**EXERCISE REQUIREMENTS**
In the entries below, the word "color" appears on some lines. Copy each of those lines.

Items from an interface collection
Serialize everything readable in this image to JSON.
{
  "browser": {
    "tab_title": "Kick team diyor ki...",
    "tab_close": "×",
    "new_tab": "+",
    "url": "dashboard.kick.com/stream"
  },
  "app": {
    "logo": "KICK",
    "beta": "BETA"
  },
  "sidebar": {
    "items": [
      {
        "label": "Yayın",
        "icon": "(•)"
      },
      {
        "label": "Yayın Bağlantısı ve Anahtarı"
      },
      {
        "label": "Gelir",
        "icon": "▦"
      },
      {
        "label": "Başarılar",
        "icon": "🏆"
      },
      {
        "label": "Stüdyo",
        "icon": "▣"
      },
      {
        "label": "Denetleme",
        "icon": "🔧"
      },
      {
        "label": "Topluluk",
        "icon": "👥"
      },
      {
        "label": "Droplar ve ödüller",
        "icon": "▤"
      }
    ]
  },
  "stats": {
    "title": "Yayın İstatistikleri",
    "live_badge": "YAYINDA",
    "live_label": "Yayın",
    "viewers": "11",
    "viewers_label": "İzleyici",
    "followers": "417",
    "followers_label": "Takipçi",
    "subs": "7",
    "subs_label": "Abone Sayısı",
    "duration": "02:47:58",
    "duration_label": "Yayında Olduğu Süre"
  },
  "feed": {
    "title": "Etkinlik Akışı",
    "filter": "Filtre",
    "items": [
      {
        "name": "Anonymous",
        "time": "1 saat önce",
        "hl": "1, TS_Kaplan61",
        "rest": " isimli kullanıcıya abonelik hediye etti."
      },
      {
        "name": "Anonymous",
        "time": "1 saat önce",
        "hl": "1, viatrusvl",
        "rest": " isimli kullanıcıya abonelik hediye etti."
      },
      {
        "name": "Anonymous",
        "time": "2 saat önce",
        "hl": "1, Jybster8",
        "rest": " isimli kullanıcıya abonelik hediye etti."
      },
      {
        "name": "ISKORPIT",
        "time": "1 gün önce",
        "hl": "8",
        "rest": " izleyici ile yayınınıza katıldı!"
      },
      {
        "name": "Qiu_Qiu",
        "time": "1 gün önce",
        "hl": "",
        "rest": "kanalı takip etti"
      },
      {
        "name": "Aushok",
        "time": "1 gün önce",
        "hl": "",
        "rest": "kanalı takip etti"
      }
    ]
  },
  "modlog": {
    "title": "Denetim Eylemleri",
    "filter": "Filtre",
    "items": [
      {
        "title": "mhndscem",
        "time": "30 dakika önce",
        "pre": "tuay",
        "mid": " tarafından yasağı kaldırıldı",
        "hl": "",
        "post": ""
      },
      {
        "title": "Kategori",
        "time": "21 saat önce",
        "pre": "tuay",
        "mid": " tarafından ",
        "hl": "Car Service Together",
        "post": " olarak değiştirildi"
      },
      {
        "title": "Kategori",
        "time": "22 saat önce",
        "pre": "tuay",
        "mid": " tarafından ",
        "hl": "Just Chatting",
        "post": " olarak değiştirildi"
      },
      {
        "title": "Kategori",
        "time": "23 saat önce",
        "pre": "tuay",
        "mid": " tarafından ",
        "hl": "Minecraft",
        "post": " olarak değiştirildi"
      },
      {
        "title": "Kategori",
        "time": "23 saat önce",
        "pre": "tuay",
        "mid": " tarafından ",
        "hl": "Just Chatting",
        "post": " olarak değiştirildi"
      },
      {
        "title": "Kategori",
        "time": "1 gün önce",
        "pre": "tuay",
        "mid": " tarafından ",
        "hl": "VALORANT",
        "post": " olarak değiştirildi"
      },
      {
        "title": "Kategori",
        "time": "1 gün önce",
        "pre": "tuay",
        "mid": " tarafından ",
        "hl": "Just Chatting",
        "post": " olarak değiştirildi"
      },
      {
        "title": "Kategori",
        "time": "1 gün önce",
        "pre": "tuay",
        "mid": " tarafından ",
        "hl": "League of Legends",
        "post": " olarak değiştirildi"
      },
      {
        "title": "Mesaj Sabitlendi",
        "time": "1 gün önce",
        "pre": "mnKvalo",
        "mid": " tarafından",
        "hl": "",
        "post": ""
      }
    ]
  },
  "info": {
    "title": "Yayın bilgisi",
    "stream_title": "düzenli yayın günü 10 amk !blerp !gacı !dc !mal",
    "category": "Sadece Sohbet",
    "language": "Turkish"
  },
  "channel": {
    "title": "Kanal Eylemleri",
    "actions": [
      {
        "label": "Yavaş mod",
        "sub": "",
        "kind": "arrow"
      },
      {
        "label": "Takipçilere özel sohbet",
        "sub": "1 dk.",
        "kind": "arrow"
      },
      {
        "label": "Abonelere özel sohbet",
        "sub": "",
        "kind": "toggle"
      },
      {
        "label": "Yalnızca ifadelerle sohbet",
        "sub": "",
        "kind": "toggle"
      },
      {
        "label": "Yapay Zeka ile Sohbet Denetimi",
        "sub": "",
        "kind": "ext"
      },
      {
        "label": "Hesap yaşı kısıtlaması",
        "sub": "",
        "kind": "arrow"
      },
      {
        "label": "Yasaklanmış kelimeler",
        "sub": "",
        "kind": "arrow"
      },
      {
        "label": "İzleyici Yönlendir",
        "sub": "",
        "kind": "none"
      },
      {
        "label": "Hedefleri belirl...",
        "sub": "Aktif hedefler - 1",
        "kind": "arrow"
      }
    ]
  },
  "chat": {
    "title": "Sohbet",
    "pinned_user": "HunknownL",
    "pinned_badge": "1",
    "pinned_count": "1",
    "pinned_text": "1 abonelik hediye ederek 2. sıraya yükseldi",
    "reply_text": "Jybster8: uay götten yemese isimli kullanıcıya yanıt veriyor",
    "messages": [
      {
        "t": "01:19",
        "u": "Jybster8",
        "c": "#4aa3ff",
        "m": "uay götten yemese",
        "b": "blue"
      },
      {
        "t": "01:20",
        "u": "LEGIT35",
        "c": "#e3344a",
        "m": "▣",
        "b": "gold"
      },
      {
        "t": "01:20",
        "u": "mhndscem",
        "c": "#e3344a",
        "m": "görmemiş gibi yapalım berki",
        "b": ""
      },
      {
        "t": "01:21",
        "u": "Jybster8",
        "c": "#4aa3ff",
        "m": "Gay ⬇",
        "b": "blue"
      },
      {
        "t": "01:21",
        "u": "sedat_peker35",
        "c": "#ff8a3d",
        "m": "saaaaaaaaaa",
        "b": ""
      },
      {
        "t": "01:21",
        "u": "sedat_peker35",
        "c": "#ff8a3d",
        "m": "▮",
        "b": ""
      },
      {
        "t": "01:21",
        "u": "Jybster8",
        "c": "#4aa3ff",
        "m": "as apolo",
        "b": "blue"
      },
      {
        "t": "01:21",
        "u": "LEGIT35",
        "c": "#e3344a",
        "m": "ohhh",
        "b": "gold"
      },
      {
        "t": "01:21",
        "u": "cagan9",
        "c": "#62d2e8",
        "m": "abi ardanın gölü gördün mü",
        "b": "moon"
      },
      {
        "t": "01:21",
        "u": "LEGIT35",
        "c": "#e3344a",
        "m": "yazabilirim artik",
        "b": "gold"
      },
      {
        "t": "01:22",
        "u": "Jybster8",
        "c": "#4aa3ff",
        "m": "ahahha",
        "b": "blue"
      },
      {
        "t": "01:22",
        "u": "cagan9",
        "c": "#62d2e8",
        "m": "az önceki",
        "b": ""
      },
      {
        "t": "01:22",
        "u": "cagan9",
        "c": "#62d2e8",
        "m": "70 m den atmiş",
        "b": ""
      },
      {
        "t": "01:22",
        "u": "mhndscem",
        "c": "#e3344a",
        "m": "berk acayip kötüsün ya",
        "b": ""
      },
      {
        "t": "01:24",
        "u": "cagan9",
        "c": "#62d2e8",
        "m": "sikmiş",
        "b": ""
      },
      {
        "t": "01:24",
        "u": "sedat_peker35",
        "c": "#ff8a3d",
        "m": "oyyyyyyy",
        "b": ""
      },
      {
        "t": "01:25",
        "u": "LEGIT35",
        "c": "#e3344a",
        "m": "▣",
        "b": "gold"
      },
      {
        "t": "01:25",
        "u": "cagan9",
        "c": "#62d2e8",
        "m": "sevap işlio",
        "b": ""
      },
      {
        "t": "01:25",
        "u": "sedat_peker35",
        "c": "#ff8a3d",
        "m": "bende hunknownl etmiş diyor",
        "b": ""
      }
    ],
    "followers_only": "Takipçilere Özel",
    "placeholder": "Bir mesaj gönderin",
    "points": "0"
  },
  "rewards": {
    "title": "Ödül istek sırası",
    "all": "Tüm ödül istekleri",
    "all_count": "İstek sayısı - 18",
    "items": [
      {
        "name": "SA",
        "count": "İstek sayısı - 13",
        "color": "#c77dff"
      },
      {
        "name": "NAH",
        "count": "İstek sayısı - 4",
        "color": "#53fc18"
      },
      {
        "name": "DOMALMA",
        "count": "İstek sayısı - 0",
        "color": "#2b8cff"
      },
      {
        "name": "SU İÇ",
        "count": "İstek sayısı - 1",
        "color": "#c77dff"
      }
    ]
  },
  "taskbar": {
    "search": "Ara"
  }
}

**EXPECTED ANSWER**
        "color": "#c77dff"
        "color": "#53fc18"
        "color": "#2b8cff"
        "color": "#c77dff"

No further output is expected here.